The sixth episode, “Andy,” might be the gem of the season so far, adopting a languid, discursive tone that’s joyously divorced from some of the unfortunate sitcom set-ups that bog down the lesser installments (it, not coincidentally, also features a pretty spectacular supporting turn from Andy Dick, who sheds his typically grating mannerisms and gives a real, moving performance). Like a relationship, “Love” is filled with ups and downs, breakthroughs and fallouts, moments of sweetness and moments of jaw-dropping cruelty. It’s not very consistent, which would be a problem if it weren’t so easy to watch: like “Master of None,” this is a show you could easily binge-watch in an entire day if you had the time. As brutal as the show can be, it never forgets to be funny, which has been a problem with some of Apatow’s later films.

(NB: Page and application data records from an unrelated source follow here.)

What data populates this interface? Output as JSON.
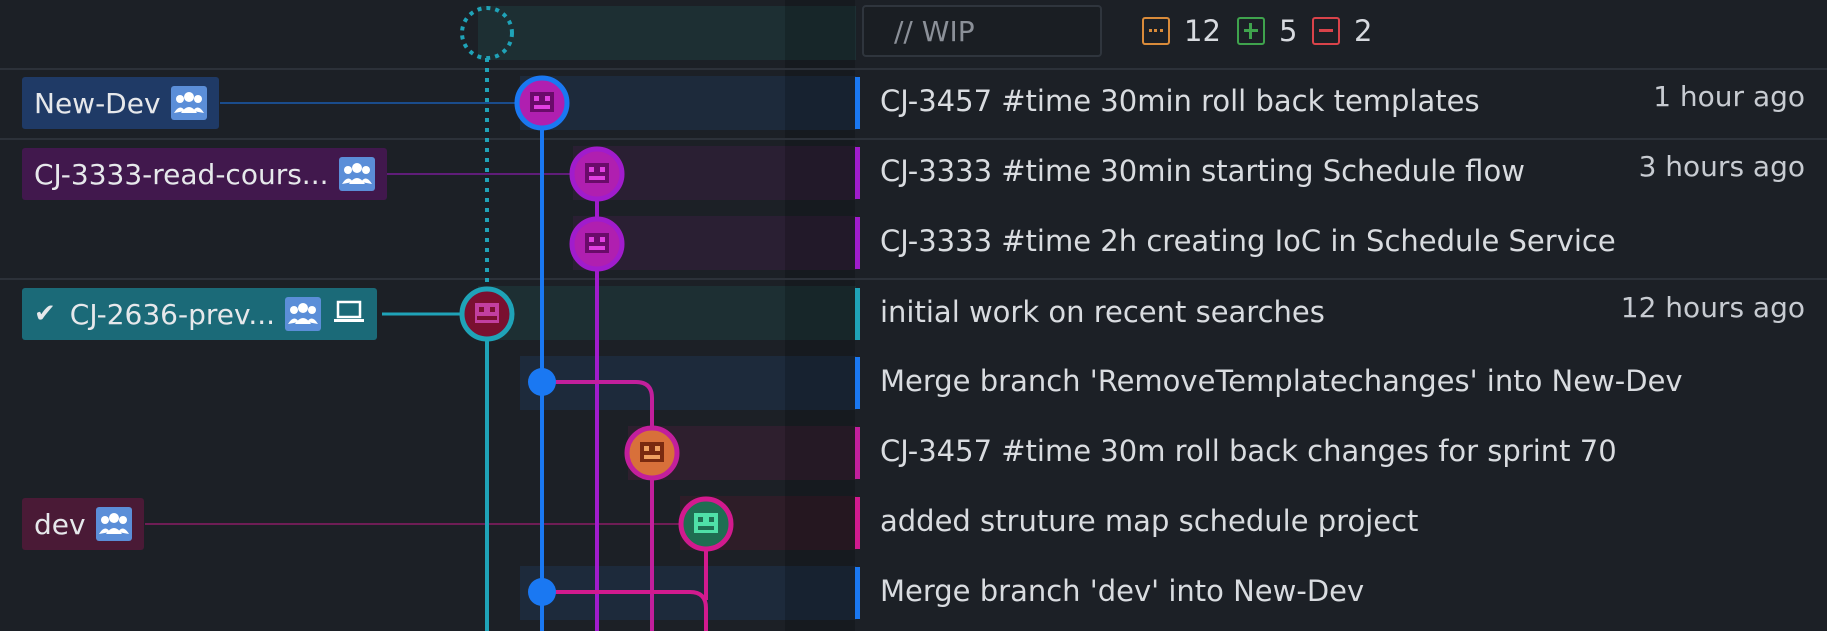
{
  "wip": {
    "placeholder": "// WIP"
  },
  "stats": {
    "modified": "12",
    "added": "5",
    "removed": "2"
  },
  "colors": {
    "blue": "#1a78f2",
    "purple": "#a11ccc",
    "teal": "#1fa3b8",
    "magenta": "#d21a8e",
    "pink": "#c21f9c"
  },
  "refs": {
    "new_dev": {
      "label": "New-Dev",
      "icon": "team-icon"
    },
    "cj3333": {
      "label": "CJ-3333-read-cours...",
      "icon": "team-icon"
    },
    "cj2636": {
      "label": "CJ-2636-prev...",
      "icons": [
        "check-icon",
        "team-icon",
        "laptop-icon"
      ]
    },
    "dev": {
      "label": "dev",
      "icon": "team-icon"
    }
  },
  "commits": [
    {
      "message": "CJ-3457 #time 30min roll back templates",
      "time": "1 hour ago"
    },
    {
      "message": "CJ-3333 #time 30min starting Schedule flow",
      "time": "3 hours ago"
    },
    {
      "message": "CJ-3333 #time 2h creating IoC in Schedule Service",
      "time": ""
    },
    {
      "message": "initial work on recent searches",
      "time": "12 hours ago"
    },
    {
      "message": "Merge branch 'RemoveTemplatechanges' into New-Dev",
      "time": ""
    },
    {
      "message": "CJ-3457 #time 30m roll back changes for sprint 70",
      "time": ""
    },
    {
      "message": "added struture map schedule project",
      "time": ""
    },
    {
      "message": "Merge branch 'dev' into New-Dev",
      "time": ""
    }
  ]
}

As Gus, Rust is magnificent. His is a performance of astonishing observation and depth. It doesn’t hurt that Rust is a natural clown, earnest and self-deprecating: he’s like the coolest nerd in biology class. As Mickey, Jacobs gives us a lacerating display of self-loathing that’s undercut with moments of shocking tenderness. She’s a knockout, and one of the more consistently underestimated comic actresses in her age range (a scene in the seventh episode where her tantrum gets both her and Gus thrown out of the Magic Castle is a master class in comic passive-aggression). The show is stacked with faces from the alt-comedy community, including Bret Gelman as Mickey’s creepy boss, Charlene Yi of “Knocked Up,” Will Sasso as a suspiciously friendly waiter and even Judd’s little girl Iris as a pampered child actress who, wouldn’t you know it, ends up having a heart after all. The show is largely directed by sitcom vet Dean Holland, though guys like Joe Swanberg — who’s great at this sort of low-key, relationship-driven material — and Steve Buscemi, who’s no doubt been chomping at the bit to direct after watching his pal Louis C.K. do it with the uneven “Horace and Pete,” sometimes step into the director’s chair. But none of this would mean a thing if the show weren’t as soulful, sweet and charming as it ends up being. Like its characters, “Love” is imperfect and proud of it. Perhaps it’s better that way.
Grades: “Pilot,” C+. “One Long Day,” A-. “Tested,” B-. “Party in the Hills,” B. “The Date,” B+ “Andy, A- “Magic” B+
If you like what you’ve read, be sure to hit the recommend button below, to pass the story along to your followers. As always, consider following Panel & Frame for more emerging voices in Film, Comics, Literature, and Art!